He said that the bank would give new grants and concessional finance for human capital projects in Africa totaling 15 billion dollars in fiscal years 2021-2023.
He said the World Bank would invest the funds strategically to unblock structural constraints to human capital development.
He said it would also target game changing interventions that leverage technology and innovation and that prevent and reverse damage to human capital in fragile and conflict-affected countries.
“Preventing a child from fulfilling his or her potential is not only fundamentally unjust, but it also limits the growth potential of economies whose future workers are held back.
“GDP per worker in Sub-Saharan Africa could be 2.5 times higher if everyone were healthy and enjoyed a good education from pre-school to secondary school.
“The plan also aims at empowering women to prevent early marriage and pregnancy for adolescent girls.
“The adolescent fertility rate in Sub-Saharan Africa is 102 births per 1,000 girls which is three times as high as in South Asia.
“This not only damaging for girls and their children, but it also hurts economic growth,” said.
According to the World Bank’s Human Capital Index, a child born in Nigeria today will be 34 per cent as productive when she grows up as she could be if she enjoyed complete education and full health.
Students in Nigeria score 325 on a scale where 625 represents advanced attainment and 300 represents minimum attainment.
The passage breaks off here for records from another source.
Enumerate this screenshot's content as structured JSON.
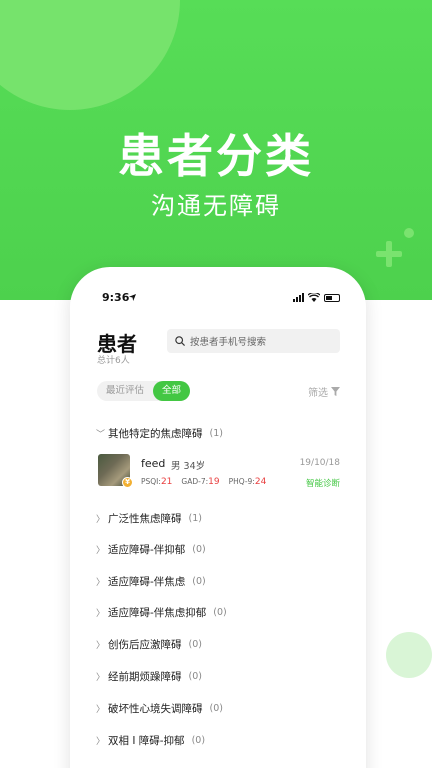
{
  "hero": {
    "title": "患者分类",
    "subtitle": "沟通无障碍"
  },
  "status_bar": {
    "time": "9:36",
    "location_icon": "location-arrow-icon"
  },
  "header": {
    "title": "患者",
    "total": "总计6人"
  },
  "search": {
    "placeholder": "按患者手机号搜索"
  },
  "segment": {
    "recent": "最近评估",
    "all": "全部",
    "active": "all"
  },
  "filter_label": "筛选",
  "groups": [
    {
      "name": "其他特定的焦虑障碍",
      "count": "(1)",
      "expanded": true
    },
    {
      "name": "广泛性焦虑障碍",
      "count": "(1)",
      "expanded": false
    },
    {
      "name": "适应障碍-伴抑郁",
      "count": "(0)",
      "expanded": false
    },
    {
      "name": "适应障碍-伴焦虑",
      "count": "(0)",
      "expanded": false
    },
    {
      "name": "适应障碍-伴焦虑抑郁",
      "count": "(0)",
      "expanded": false
    },
    {
      "name": "创伤后应激障碍",
      "count": "(0)",
      "expanded": false
    },
    {
      "name": "经前期烦躁障碍",
      "count": "(0)",
      "expanded": false
    },
    {
      "name": "破坏性心境失调障碍",
      "count": "(0)",
      "expanded": false
    },
    {
      "name": "双相 I 障碍-抑郁",
      "count": "(0)",
      "expanded": false
    }
  ],
  "patient": {
    "name": "feed",
    "gender_age": "男 34岁",
    "date": "19/10/18",
    "psqi_label": "PSQI:",
    "psqi": "21",
    "gad_label": "GAD-7:",
    "gad": "19",
    "phq_label": "PHQ-9:",
    "phq": "24",
    "diagnosis_link": "智能诊断",
    "badge": "¥"
  },
  "colors": {
    "brand_green": "#43c743",
    "score_red": "#e94040"
  }
}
Factoring in what children actually learn in school, expected years of school is only 4.2 years after spending 8.2 years.